Stored items:
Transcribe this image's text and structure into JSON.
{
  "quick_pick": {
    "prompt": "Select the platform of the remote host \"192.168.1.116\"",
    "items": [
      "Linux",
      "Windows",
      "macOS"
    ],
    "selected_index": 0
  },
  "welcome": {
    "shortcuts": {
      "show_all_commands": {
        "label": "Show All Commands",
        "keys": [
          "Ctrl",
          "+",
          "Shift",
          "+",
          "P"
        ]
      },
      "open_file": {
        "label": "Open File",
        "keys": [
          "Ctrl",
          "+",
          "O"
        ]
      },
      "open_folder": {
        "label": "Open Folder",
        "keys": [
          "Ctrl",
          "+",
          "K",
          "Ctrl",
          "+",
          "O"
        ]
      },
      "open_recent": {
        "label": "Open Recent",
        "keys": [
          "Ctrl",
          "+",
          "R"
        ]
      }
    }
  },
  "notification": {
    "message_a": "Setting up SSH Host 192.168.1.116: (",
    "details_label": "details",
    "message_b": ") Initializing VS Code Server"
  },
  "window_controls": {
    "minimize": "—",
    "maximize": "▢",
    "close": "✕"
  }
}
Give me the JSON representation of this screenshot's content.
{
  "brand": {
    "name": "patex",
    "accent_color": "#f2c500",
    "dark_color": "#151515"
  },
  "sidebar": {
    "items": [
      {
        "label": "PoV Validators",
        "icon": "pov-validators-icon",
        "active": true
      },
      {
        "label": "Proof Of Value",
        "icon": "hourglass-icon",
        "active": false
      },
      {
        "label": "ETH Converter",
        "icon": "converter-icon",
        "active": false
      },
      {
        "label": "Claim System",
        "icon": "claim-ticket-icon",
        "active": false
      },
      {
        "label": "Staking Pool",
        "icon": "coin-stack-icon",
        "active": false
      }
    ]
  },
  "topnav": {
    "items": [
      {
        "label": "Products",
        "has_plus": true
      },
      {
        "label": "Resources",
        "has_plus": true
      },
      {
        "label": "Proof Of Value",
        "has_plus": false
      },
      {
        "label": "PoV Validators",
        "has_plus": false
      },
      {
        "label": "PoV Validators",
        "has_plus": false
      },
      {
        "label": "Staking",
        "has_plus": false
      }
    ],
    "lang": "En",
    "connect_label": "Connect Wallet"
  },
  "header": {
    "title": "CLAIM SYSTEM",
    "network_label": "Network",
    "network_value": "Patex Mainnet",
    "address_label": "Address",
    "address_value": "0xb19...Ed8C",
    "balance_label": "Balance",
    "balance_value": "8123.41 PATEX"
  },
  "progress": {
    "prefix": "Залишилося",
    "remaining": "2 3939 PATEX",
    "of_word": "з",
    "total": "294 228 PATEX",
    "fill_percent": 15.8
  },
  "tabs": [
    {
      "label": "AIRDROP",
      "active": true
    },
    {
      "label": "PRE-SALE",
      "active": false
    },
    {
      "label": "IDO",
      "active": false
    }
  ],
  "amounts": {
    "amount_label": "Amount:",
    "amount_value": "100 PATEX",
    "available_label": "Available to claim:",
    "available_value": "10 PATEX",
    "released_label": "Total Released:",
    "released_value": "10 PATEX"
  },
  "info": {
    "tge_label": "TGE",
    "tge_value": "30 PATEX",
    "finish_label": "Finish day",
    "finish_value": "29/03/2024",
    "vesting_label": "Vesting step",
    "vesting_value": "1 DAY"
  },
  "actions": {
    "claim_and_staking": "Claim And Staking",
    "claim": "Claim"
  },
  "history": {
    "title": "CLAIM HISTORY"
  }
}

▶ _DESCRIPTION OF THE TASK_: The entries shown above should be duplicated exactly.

▶ _OUTPUT OF THE EXERCISE_:
Transcribe this image's text and structure into JSON.
{
  "quick_pick": {
    "prompt": "Select the platform of the remote host \"192.168.1.116\"",
    "items": [
      "Linux",
      "Windows",
      "macOS"
    ],
    "selected_index": 0
  },
  "welcome": {
    "shortcuts": {
      "show_all_commands": {
        "label": "Show All Commands",
        "keys": [
          "Ctrl",
          "+",
          "Shift",
          "+",
          "P"
        ]
      },
      "open_file": {
        "label": "Open File",
        "keys": [
          "Ctrl",
          "+",
          "O"
        ]
      },
      "open_folder": {
        "label": "Open Folder",
        "keys": [
          "Ctrl",
          "+",
          "K",
          "Ctrl",
          "+",
          "O"
        ]
      },
      "open_recent": {
        "label": "Open Recent",
        "keys": [
          "Ctrl",
          "+",
          "R"
        ]
      }
    }
  },
  "notification": {
    "message_a": "Setting up SSH Host 192.168.1.116: (",
    "details_label": "details",
    "message_b": ") Initializing VS Code Server"
  },
  "window_controls": {
    "minimize": "—",
    "maximize": "▢",
    "close": "✕"
  }
}
Give me the JSON representation of this screenshot's content.
{
  "brand": {
    "name": "patex",
    "accent_color": "#f2c500",
    "dark_color": "#151515"
  },
  "sidebar": {
    "items": [
      {
        "label": "PoV Validators",
        "icon": "pov-validators-icon",
        "active": true
      },
      {
        "label": "Proof Of Value",
        "icon": "hourglass-icon",
        "active": false
      },
      {
        "label": "ETH Converter",
        "icon": "converter-icon",
        "active": false
      },
      {
        "label": "Claim System",
        "icon": "claim-ticket-icon",
        "active": false
      },
      {
        "label": "Staking Pool",
        "icon": "coin-stack-icon",
        "active": false
      }
    ]
  },
  "topnav": {
    "items": [
      {
        "label": "Products",
        "has_plus": true
      },
      {
        "label": "Resources",
        "has_plus": true
      },
      {
        "label": "Proof Of Value",
        "has_plus": false
      },
      {
        "label": "PoV Validators",
        "has_plus": false
      },
      {
        "label": "PoV Validators",
        "has_plus": false
      },
      {
        "label": "Staking",
        "has_plus": false
      }
    ],
    "lang": "En",
    "connect_label": "Connect Wallet"
  },
  "header": {
    "title": "CLAIM SYSTEM",
    "network_label": "Network",
    "network_value": "Patex Mainnet",
    "address_label": "Address",
    "address_value": "0xb19...Ed8C",
    "balance_label": "Balance",
    "balance_value": "8123.41 PATEX"
  },
  "progress": {
    "prefix": "Залишилося",
    "remaining": "2 3939 PATEX",
    "of_word": "з",
    "total": "294 228 PATEX",
    "fill_percent": 15.8
  },
  "tabs": [
    {
      "label": "AIRDROP",
      "active": true
    },
    {
      "label": "PRE-SALE",
      "active": false
    },
    {
      "label": "IDO",
      "active": false
    }
  ],
  "amounts": {
    "amount_label": "Amount:",
    "amount_value": "100 PATEX",
    "available_label": "Available to claim:",
    "available_value": "10 PATEX",
    "released_label": "Total Released:",
    "released_value": "10 PATEX"
  },
  "info": {
    "tge_label": "TGE",
    "tge_value": "30 PATEX",
    "finish_label": "Finish day",
    "finish_value": "29/03/2024",
    "vesting_label": "Vesting step",
    "vesting_value": "1 DAY"
  },
  "actions": {
    "claim_and_staking": "Claim And Staking",
    "claim": "Claim"
  },
  "history": {
    "title": "CLAIM HISTORY"
  }
}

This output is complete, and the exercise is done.